Return every entry in full, with no alterations.

- - -

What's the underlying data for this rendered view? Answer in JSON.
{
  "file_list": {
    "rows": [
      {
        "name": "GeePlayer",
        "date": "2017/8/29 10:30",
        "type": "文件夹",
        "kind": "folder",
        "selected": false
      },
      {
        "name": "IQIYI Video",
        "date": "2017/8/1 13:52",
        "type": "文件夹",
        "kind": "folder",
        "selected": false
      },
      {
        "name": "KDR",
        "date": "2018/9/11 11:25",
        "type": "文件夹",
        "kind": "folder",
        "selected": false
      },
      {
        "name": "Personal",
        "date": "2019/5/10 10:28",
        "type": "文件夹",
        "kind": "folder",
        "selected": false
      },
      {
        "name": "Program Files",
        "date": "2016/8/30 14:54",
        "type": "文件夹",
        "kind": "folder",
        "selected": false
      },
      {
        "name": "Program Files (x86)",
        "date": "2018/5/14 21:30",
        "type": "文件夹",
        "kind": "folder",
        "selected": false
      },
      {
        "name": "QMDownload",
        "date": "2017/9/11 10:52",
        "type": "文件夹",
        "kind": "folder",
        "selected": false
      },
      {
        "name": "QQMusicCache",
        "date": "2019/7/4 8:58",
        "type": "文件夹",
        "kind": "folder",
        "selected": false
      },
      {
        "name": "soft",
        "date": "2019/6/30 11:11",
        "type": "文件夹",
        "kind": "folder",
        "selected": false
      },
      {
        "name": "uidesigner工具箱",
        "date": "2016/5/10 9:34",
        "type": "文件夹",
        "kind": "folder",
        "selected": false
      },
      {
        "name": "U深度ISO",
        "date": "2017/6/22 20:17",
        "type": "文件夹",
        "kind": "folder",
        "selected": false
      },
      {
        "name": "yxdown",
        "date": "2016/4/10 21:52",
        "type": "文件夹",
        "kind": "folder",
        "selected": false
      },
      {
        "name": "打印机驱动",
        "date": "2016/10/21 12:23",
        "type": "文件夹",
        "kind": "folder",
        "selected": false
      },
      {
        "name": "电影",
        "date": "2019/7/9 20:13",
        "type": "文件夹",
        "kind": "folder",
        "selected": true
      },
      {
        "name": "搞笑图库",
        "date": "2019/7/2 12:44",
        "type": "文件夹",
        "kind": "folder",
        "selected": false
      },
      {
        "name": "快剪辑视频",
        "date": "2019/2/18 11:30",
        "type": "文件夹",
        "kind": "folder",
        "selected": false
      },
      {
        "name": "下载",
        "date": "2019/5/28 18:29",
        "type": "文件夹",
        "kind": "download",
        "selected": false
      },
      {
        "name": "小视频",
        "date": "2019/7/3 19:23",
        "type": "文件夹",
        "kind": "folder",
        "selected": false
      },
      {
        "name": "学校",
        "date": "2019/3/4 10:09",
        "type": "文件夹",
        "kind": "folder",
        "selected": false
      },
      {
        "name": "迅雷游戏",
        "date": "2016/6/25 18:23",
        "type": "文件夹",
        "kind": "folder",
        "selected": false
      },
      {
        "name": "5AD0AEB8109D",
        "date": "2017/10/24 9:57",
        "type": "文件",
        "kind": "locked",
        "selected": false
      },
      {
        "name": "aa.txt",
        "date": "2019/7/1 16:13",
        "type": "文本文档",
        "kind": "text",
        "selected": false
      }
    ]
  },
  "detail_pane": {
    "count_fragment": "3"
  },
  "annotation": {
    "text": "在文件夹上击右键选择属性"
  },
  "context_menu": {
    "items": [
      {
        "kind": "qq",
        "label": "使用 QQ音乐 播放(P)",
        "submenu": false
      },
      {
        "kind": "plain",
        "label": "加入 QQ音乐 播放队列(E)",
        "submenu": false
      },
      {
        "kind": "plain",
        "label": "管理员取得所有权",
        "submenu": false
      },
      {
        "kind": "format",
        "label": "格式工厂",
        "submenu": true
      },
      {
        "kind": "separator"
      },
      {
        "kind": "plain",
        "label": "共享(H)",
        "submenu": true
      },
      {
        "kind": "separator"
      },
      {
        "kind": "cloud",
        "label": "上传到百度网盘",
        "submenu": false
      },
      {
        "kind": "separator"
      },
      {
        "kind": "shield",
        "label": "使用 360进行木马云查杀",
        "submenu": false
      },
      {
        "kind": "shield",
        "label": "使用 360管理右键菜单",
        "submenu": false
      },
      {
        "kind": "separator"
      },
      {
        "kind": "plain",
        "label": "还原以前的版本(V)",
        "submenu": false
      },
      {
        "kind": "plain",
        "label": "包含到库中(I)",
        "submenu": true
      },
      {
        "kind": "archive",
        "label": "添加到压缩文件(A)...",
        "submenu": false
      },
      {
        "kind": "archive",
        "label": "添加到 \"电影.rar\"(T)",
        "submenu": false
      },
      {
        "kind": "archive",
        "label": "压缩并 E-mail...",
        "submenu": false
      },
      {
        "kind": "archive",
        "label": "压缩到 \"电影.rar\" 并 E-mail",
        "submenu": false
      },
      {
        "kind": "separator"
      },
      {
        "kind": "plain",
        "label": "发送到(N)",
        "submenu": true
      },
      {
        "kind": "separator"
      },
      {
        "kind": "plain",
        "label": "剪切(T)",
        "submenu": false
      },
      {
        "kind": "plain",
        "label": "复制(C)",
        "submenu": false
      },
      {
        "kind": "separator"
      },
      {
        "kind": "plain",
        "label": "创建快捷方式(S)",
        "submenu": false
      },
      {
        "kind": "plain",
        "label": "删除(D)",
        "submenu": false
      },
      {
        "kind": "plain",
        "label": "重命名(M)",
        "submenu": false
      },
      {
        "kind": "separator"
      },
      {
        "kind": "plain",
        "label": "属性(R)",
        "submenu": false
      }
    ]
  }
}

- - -

- [ANSWER BELOW]:
What's the underlying data for this rendered view? Answer in JSON.
{
  "file_list": {
    "rows": [
      {
        "name": "GeePlayer",
        "date": "2017/8/29 10:30",
        "type": "文件夹",
        "kind": "folder",
        "selected": false
      },
      {
        "name": "IQIYI Video",
        "date": "2017/8/1 13:52",
        "type": "文件夹",
        "kind": "folder",
        "selected": false
      },
      {
        "name": "KDR",
        "date": "2018/9/11 11:25",
        "type": "文件夹",
        "kind": "folder",
        "selected": false
      },
      {
        "name": "Personal",
        "date": "2019/5/10 10:28",
        "type": "文件夹",
        "kind": "folder",
        "selected": false
      },
      {
        "name": "Program Files",
        "date": "2016/8/30 14:54",
        "type": "文件夹",
        "kind": "folder",
        "selected": false
      },
      {
        "name": "Program Files (x86)",
        "date": "2018/5/14 21:30",
        "type": "文件夹",
        "kind": "folder",
        "selected": false
      },
      {
        "name": "QMDownload",
        "date": "2017/9/11 10:52",
        "type": "文件夹",
        "kind": "folder",
        "selected": false
      },
      {
        "name": "QQMusicCache",
        "date": "2019/7/4 8:58",
        "type": "文件夹",
        "kind": "folder",
        "selected": false
      },
      {
        "name": "soft",
        "date": "2019/6/30 11:11",
        "type": "文件夹",
        "kind": "folder",
        "selected": false
      },
      {
        "name": "uidesigner工具箱",
        "date": "2016/5/10 9:34",
        "type": "文件夹",
        "kind": "folder",
        "selected": false
      },
      {
        "name": "U深度ISO",
        "date": "2017/6/22 20:17",
        "type": "文件夹",
        "kind": "folder",
        "selected": false
      },
      {
        "name": "yxdown",
        "date": "2016/4/10 21:52",
        "type": "文件夹",
        "kind": "folder",
        "selected": false
      },
      {
        "name": "打印机驱动",
        "date": "2016/10/21 12:23",
        "type": "文件夹",
        "kind": "folder",
        "selected": false
      },
      {
        "name": "电影",
        "date": "2019/7/9 20:13",
        "type": "文件夹",
        "kind": "folder",
        "selected": true
      },
      {
        "name": "搞笑图库",
        "date": "2019/7/2 12:44",
        "type": "文件夹",
        "kind": "folder",
        "selected": false
      },
      {
        "name": "快剪辑视频",
        "date": "2019/2/18 11:30",
        "type": "文件夹",
        "kind": "folder",
        "selected": false
      },
      {
        "name": "下载",
        "date": "2019/5/28 18:29",
        "type": "文件夹",
        "kind": "download",
        "selected": false
      },
      {
        "name": "小视频",
        "date": "2019/7/3 19:23",
        "type": "文件夹",
        "kind": "folder",
        "selected": false
      },
      {
        "name": "学校",
        "date": "2019/3/4 10:09",
        "type": "文件夹",
        "kind": "folder",
        "selected": false
      },
      {
        "name": "迅雷游戏",
        "date": "2016/6/25 18:23",
        "type": "文件夹",
        "kind": "folder",
        "selected": false
      },
      {
        "name": "5AD0AEB8109D",
        "date": "2017/10/24 9:57",
        "type": "文件",
        "kind": "locked",
        "selected": false
      },
      {
        "name": "aa.txt",
        "date": "2019/7/1 16:13",
        "type": "文本文档",
        "kind": "text",
        "selected": false
      }
    ]
  },
  "detail_pane": {
    "count_fragment": "3"
  },
  "annotation": {
    "text": "在文件夹上击右键选择属性"
  },
  "context_menu": {
    "items": [
      {
        "kind": "qq",
        "label": "使用 QQ音乐 播放(P)",
        "submenu": false
      },
      {
        "kind": "plain",
        "label": "加入 QQ音乐 播放队列(E)",
        "submenu": false
      },
      {
        "kind": "plain",
        "label": "管理员取得所有权",
        "submenu": false
      },
      {
        "kind": "format",
        "label": "格式工厂",
        "submenu": true
      },
      {
        "kind": "separator"
      },
      {
        "kind": "plain",
        "label": "共享(H)",
        "submenu": true
      },
      {
        "kind": "separator"
      },
      {
        "kind": "cloud",
        "label": "上传到百度网盘",
        "submenu": false
      },
      {
        "kind": "separator"
      },
      {
        "kind": "shield",
        "label": "使用 360进行木马云查杀",
        "submenu": false
      },
      {
        "kind": "shield",
        "label": "使用 360管理右键菜单",
        "submenu": false
      },
      {
        "kind": "separator"
      },
      {
        "kind": "plain",
        "label": "还原以前的版本(V)",
        "submenu": false
      },
      {
        "kind": "plain",
        "label": "包含到库中(I)",
        "submenu": true
      },
      {
        "kind": "archive",
        "label": "添加到压缩文件(A)...",
        "submenu": false
      },
      {
        "kind": "archive",
        "label": "添加到 \"电影.rar\"(T)",
        "submenu": false
      },
      {
        "kind": "archive",
        "label": "压缩并 E-mail...",
        "submenu": false
      },
      {
        "kind": "archive",
        "label": "压缩到 \"电影.rar\" 并 E-mail",
        "submenu": false
      },
      {
        "kind": "separator"
      },
      {
        "kind": "plain",
        "label": "发送到(N)",
        "submenu": true
      },
      {
        "kind": "separator"
      },
      {
        "kind": "plain",
        "label": "剪切(T)",
        "submenu": false
      },
      {
        "kind": "plain",
        "label": "复制(C)",
        "submenu": false
      },
      {
        "kind": "separator"
      },
      {
        "kind": "plain",
        "label": "创建快捷方式(S)",
        "submenu": false
      },
      {
        "kind": "plain",
        "label": "删除(D)",
        "submenu": false
      },
      {
        "kind": "plain",
        "label": "重命名(M)",
        "submenu": false
      },
      {
        "kind": "separator"
      },
      {
        "kind": "plain",
        "label": "属性(R)",
        "submenu": false
      }
    ]
  }
}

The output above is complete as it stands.